┌──

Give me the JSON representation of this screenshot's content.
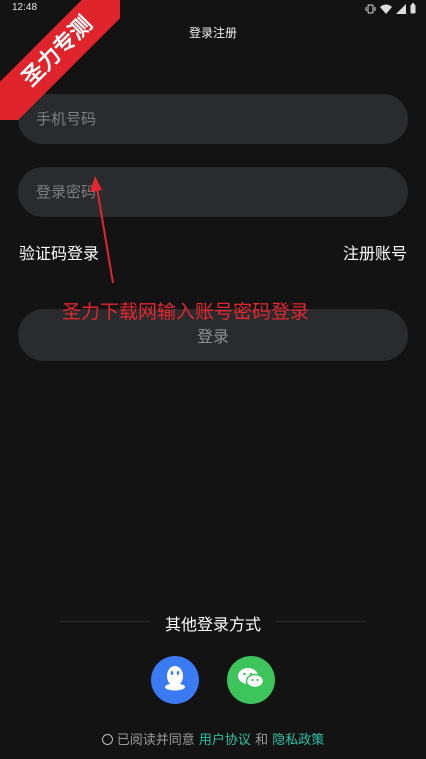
{
  "status": {
    "time": "12:48"
  },
  "header": {
    "title": "登录注册"
  },
  "form": {
    "phone_placeholder": "手机号码",
    "password_placeholder": "登录密码",
    "sms_login": "验证码登录",
    "register": "注册账号",
    "login": "登录"
  },
  "other_login": {
    "title": "其他登录方式",
    "qq_color": "#3a7bf3",
    "wechat_color": "#3dc55c"
  },
  "agreement": {
    "prefix": "已阅读并同意",
    "user_agreement": "用户协议",
    "and": "和",
    "privacy_policy": "隐私政策",
    "accent_color": "#27c2a6"
  },
  "overlay": {
    "ribbon": "圣力专测",
    "annotation": "圣力下载网输入账号密码登录",
    "color": "#e3262f"
  }
}
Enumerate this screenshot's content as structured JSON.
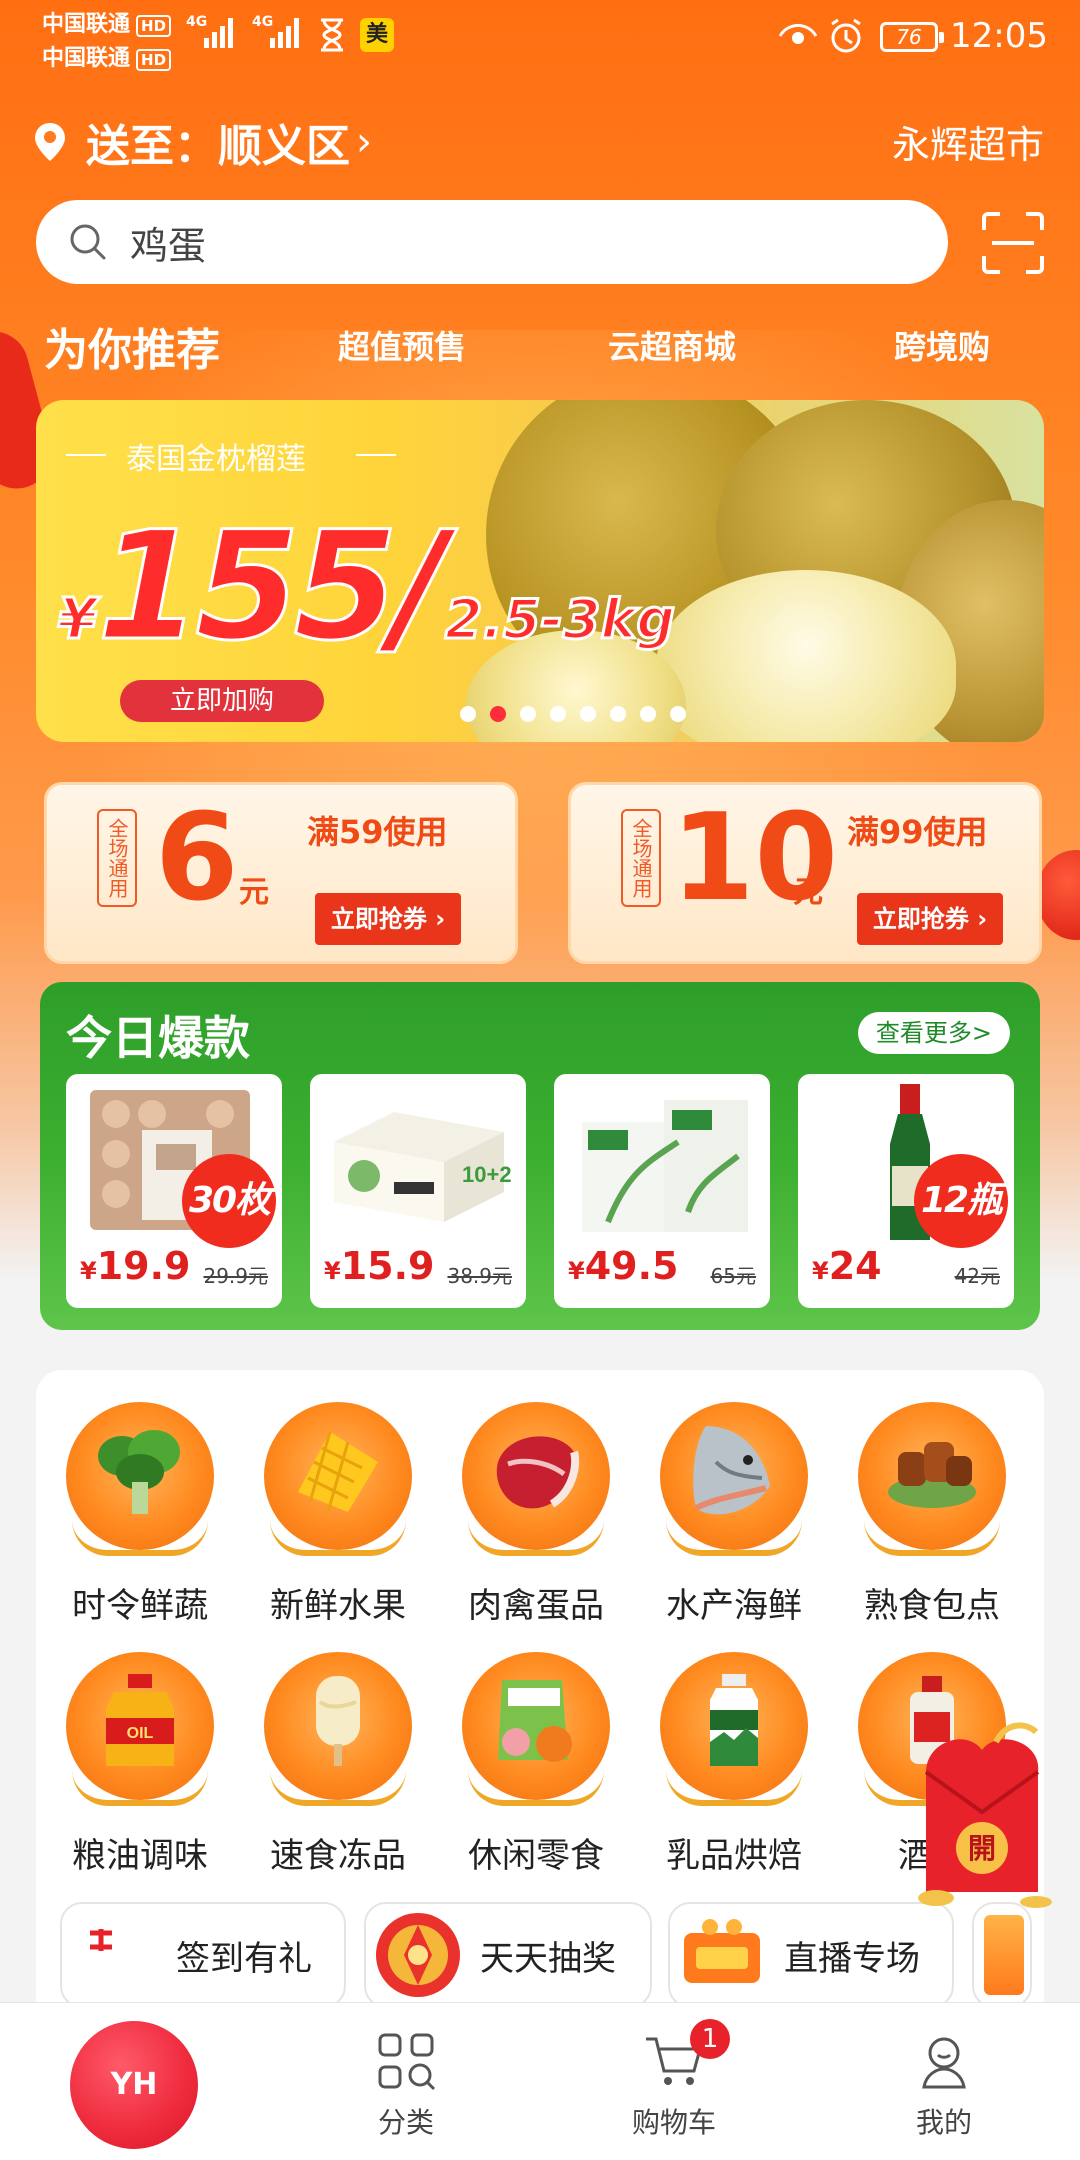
{
  "status": {
    "carrier1": "中国联通",
    "carrier2": "中国联通",
    "hd": "HD",
    "net": "4G",
    "app_badge": "美",
    "battery": "76",
    "time": "12:05"
  },
  "header": {
    "deliver_label": "送至：顺义区",
    "chevron": "›",
    "store_name": "永辉超市"
  },
  "search": {
    "value": "鸡蛋"
  },
  "tabs": [
    "为你推荐",
    "超值预售",
    "云超商城",
    "跨境购"
  ],
  "banner": {
    "subtitle": "泰国金枕榴莲",
    "currency": "¥",
    "price": "155/",
    "unit": "2.5-3kg",
    "cta": "立即加购",
    "slide_count": 8,
    "active_slide": 2
  },
  "coupons": [
    {
      "tag": "全场通用",
      "amount": "6",
      "yuan": "元",
      "condition": "满59使用",
      "button": "立即抢券 ›"
    },
    {
      "tag": "全场通用",
      "amount": "10",
      "yuan": "元",
      "condition": "满99使用",
      "button": "立即抢券 ›"
    }
  ],
  "hot": {
    "title": "今日爆款",
    "more": "查看更多>",
    "products": [
      {
        "badge": "30枚",
        "currency": "¥",
        "price": "19.9",
        "original": "29.9元"
      },
      {
        "badge": "",
        "currency": "¥",
        "price": "15.9",
        "original": "38.9元"
      },
      {
        "badge": "",
        "currency": "¥",
        "price": "49.5",
        "original": "65元"
      },
      {
        "badge": "12瓶",
        "currency": "¥",
        "price": "24",
        "original": "42元"
      }
    ]
  },
  "categories": [
    {
      "label": "时令鲜蔬",
      "icon": "vegetable-icon"
    },
    {
      "label": "新鲜水果",
      "icon": "mango-icon"
    },
    {
      "label": "肉禽蛋品",
      "icon": "meat-icon"
    },
    {
      "label": "水产海鲜",
      "icon": "fish-icon"
    },
    {
      "label": "熟食包点",
      "icon": "cooked-food-icon"
    },
    {
      "label": "粮油调味",
      "icon": "oil-icon"
    },
    {
      "label": "速食冻品",
      "icon": "ice-cream-icon"
    },
    {
      "label": "休闲零食",
      "icon": "snack-icon"
    },
    {
      "label": "乳品烘焙",
      "icon": "milk-icon"
    },
    {
      "label": "酒饮",
      "icon": "liquor-icon"
    }
  ],
  "chips": [
    {
      "label": "签到有礼",
      "icon": "sign-in-icon"
    },
    {
      "label": "天天抽奖",
      "icon": "lottery-icon"
    },
    {
      "label": "直播专场",
      "icon": "live-icon"
    }
  ],
  "red_packet": {
    "label": "開"
  },
  "nav": {
    "home": "YH",
    "items": [
      {
        "label": "分类"
      },
      {
        "label": "购物车",
        "count": "1"
      },
      {
        "label": "我的"
      }
    ]
  },
  "colors": {
    "brand_orange": "#ff7a1c",
    "price_red": "#e01f1f",
    "hot_green": "#3caf30"
  }
}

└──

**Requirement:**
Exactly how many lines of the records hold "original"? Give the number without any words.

**Result for this exercise:**
4